The release would have been better if it had included a clear statement near the top highlighting that this observational study cannot say whether poor grip strength itself predisposes a person to health problems or is merely a result of factors that also lead to health problems. The journal article included that caveat: “The observational nature of this study does not allow us to make strong conclusions on the causal role of muscular strength in death or cardiovascular disease. Although we adjusted for many potential confounders, we cannot exclude the possibility that residual confounding underlies the associations between grip strength and these outcomes.” And an accompanying editorial also described “the limitations of observational epidemiology to address causal pathways.” Yet the Lancet news release made no mention of these clearly-stated limitations. Journal news releases could do a great deal to help educate journalists and the public about the value of, and the limitations of, such research.
The outcomes highlighted in the release, including overall death rates and cardiovascular disease, are indeed important, as is evidence on ways of improving clinical practice. But we’re troubled by the introduction of the concept of hand grip strength being a “new biomarker of aging” — as if aging were some type of disease that we need better tools to diagnose and/or monitor. We’ll rule it Satisfactory with some reservations.
This rating is for a sin of omission. It does not appear that any conflicts were hidden, but all news releases should routinely report a summary of funding sources and disclosures.
The journal article reports funding sources for the study and lead authors. There are no competing interests reported. The maker of the dynamometer used does not appear to have played any role in the study. But even in cases like this, where it does not appear that there any funding or other conflicts of interest, news releases should routinely include some reference to funding and disclosures by researchers.

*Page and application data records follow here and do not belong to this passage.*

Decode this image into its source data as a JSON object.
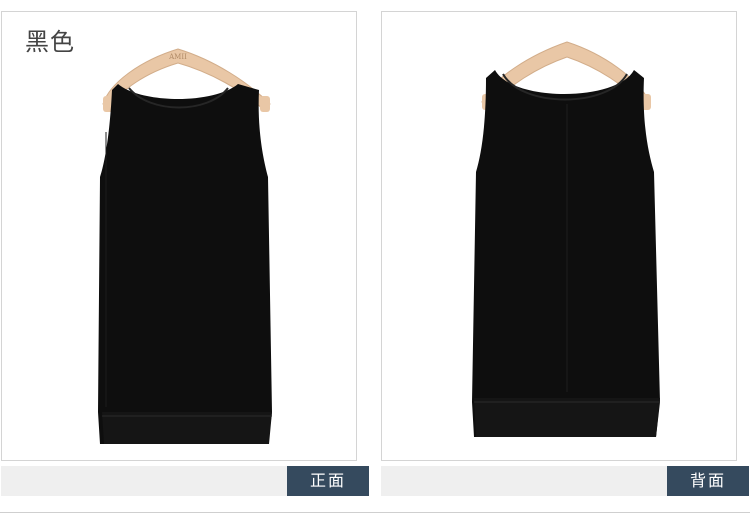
{
  "color_label": "黑色",
  "hanger_brand": "AMII",
  "captions": {
    "front": "正面",
    "back": "背面"
  },
  "colors": {
    "garment": "#0e0e0e",
    "hanger": "#e9c7a6",
    "caption_bg": "#354a5e",
    "caption_bar": "#efefef"
  }
}
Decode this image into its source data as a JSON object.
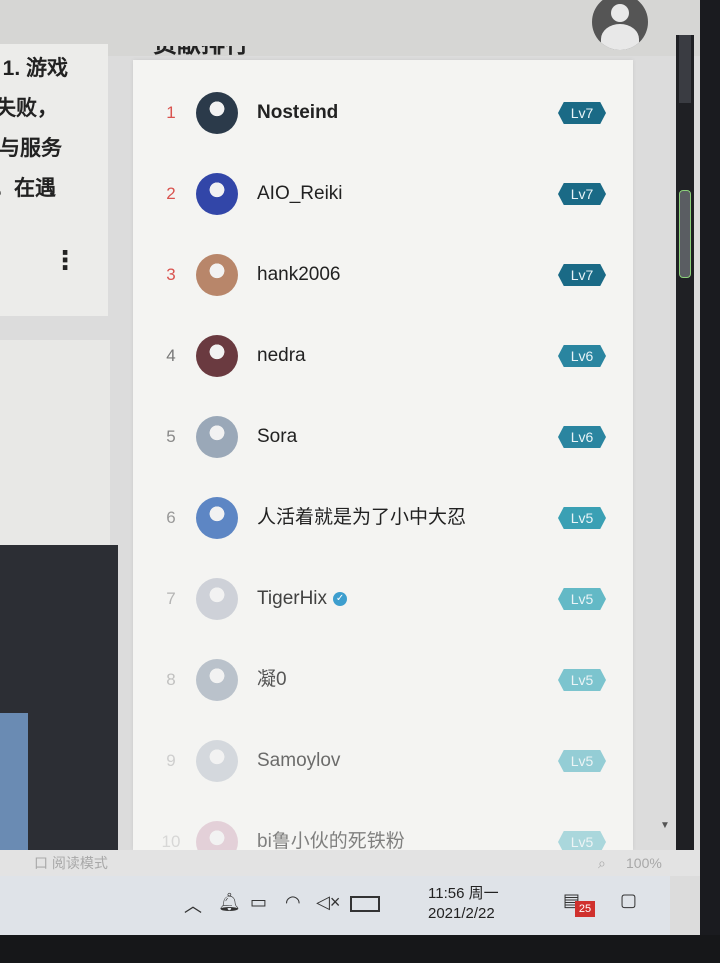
{
  "left_article": {
    "lines": [
      "1. 游戏",
      "失败，",
      "与服务",
      "。在遇"
    ],
    "more": "⋮"
  },
  "leaderboard": {
    "title": "贡献排行",
    "rows": [
      {
        "rank": "1",
        "name": "Nosteind",
        "level": "Lv7",
        "rank_color": "#d9534f",
        "name_weight": "bold",
        "avatar_color": "#2b3a4a",
        "level_color": "#1a6a86"
      },
      {
        "rank": "2",
        "name": "AIO_Reiki",
        "level": "Lv7",
        "rank_color": "#d9534f",
        "name_weight": "normal",
        "avatar_color": "#3246a8",
        "level_color": "#1a6a86"
      },
      {
        "rank": "3",
        "name": "hank2006",
        "level": "Lv7",
        "rank_color": "#d9534f",
        "name_weight": "normal",
        "avatar_color": "#b8866a",
        "level_color": "#1a6a86"
      },
      {
        "rank": "4",
        "name": "nedra",
        "level": "Lv6",
        "rank_color": "#777777",
        "name_weight": "normal",
        "avatar_color": "#6a3a40",
        "level_color": "#2a85a0"
      },
      {
        "rank": "5",
        "name": "Sora",
        "level": "Lv6",
        "rank_color": "#888888",
        "name_weight": "normal",
        "avatar_color": "#9aa8b8",
        "level_color": "#2a85a0"
      },
      {
        "rank": "6",
        "name": "人活着就是为了小中大忍",
        "level": "Lv5",
        "rank_color": "#999999",
        "name_weight": "normal",
        "avatar_color": "#5d86c4",
        "level_color": "#3aa0b4"
      },
      {
        "rank": "7",
        "name": "TigerHix",
        "level": "Lv5",
        "rank_color": "#aaaaaa",
        "name_weight": "normal",
        "avatar_color": "#c8ccd4",
        "level_color": "#4aafbf",
        "verified": true
      },
      {
        "rank": "8",
        "name": "凝0",
        "level": "Lv5",
        "rank_color": "#b0b0b0",
        "name_weight": "normal",
        "avatar_color": "#a7b2bf",
        "level_color": "#55b4c2"
      },
      {
        "rank": "9",
        "name": "Samoylov",
        "level": "Lv5",
        "rank_color": "#bbbbbb",
        "name_weight": "normal",
        "avatar_color": "#c4cad2",
        "level_color": "#62b9c6"
      },
      {
        "rank": "10",
        "name": "bi鲁小伙的死铁粉",
        "level": "Lv5",
        "rank_color": "#c0c0c0",
        "name_weight": "normal",
        "avatar_color": "#d6b4c4",
        "level_color": "#6fc0cb"
      }
    ]
  },
  "statusbar": {
    "left": "口 阅读模式",
    "zoom": "100%"
  },
  "taskbar": {
    "time": "11:56 周一",
    "date": "2021/2/22",
    "notification_count": "25"
  }
}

The release specifically notes that grip strength results are a stronger predictor of death than systolic blood pressure. But what about the most common ways that clinicians currently assess the health risks of patients, such as with Framingham data and the related NHLBI heart risk assessment tool — free and online? Call us picky, but we can easily recall widespread news coverage of whether wrinkles in your earlobes can predict heart attack risk. So we don’t think it’s unreasonable to expect some reference to an enduring, well-supported alternative to the risk predictor of the day.
The release implies that the type of dynamometer used to assess grip strength in this study is widely available, but a clearer statement about availability, especially in low-income countries, would have made the release better.

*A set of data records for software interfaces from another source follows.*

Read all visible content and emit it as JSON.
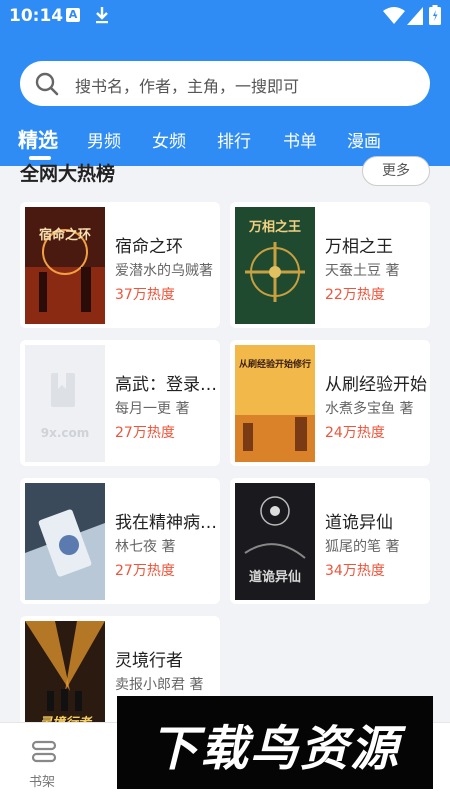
{
  "status_bar": {
    "time": "10:14",
    "app_badge": "A"
  },
  "search": {
    "placeholder": "搜书名，作者，主角，一搜即可"
  },
  "tabs": [
    {
      "label": "精选",
      "active": true
    },
    {
      "label": "男频"
    },
    {
      "label": "女频"
    },
    {
      "label": "排行"
    },
    {
      "label": "书单"
    },
    {
      "label": "漫画"
    }
  ],
  "section": {
    "title": "全网大热榜",
    "more_label": "更多"
  },
  "books": [
    {
      "title": "宿命之环",
      "author": "爱潜水的乌贼著",
      "heat": "37万热度",
      "cover_text": "宿命之环"
    },
    {
      "title": "万相之王",
      "author": "天蚕土豆 著",
      "heat": "22万热度",
      "cover_text": "万相之王"
    },
    {
      "title": "高武：登录未来一万年",
      "author": "每月一更 著",
      "heat": "27万热度",
      "cover_text": "9x.com"
    },
    {
      "title": "从刷经验开始",
      "author": "水煮多宝鱼 著",
      "heat": "24万热度",
      "cover_text": "从刷经验开始修行"
    },
    {
      "title": "我在精神病院学斩神",
      "author": "林七夜 著",
      "heat": "27万热度",
      "cover_text": ""
    },
    {
      "title": "道诡异仙",
      "author": "狐尾的笔 著",
      "heat": "34万热度",
      "cover_text": "道诡异仙"
    },
    {
      "title": "灵境行者",
      "author": "卖报小郎君 著",
      "heat": "",
      "cover_text": "灵境行者"
    }
  ],
  "bottom_nav": {
    "shelf_label": "书架"
  },
  "watermark": {
    "text": "下载鸟资源"
  },
  "colors": {
    "primary": "#2f8cf5",
    "heat": "#f0543a",
    "background": "#f2f3f7"
  }
}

The release notes that this association between grip strength and health risks has been documented previously in high-income countries, and that a key feature of this study is the inclusion of people from low- and middle-income countries.

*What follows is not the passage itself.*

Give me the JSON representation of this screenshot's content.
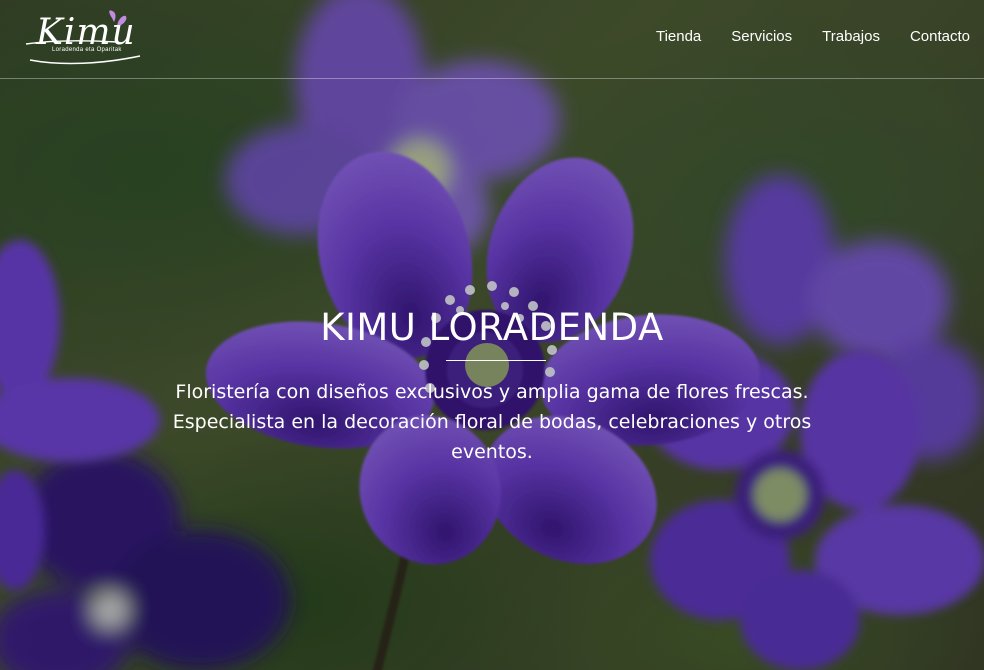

This is a close call. The tone of the release is generally measured. However, the release headline suggests that hand grip strength is “simple” and “low cost” — neither of which have been proven in widespread clinical practice. It takes training to use this device and interpret the results correctly. And it’s not clear how accurate this test is or if it’ll lead to unnecessary tests or treatments. In other words, the release conveys a certainty about this test that just doesn’t exist — something we think is unjustified.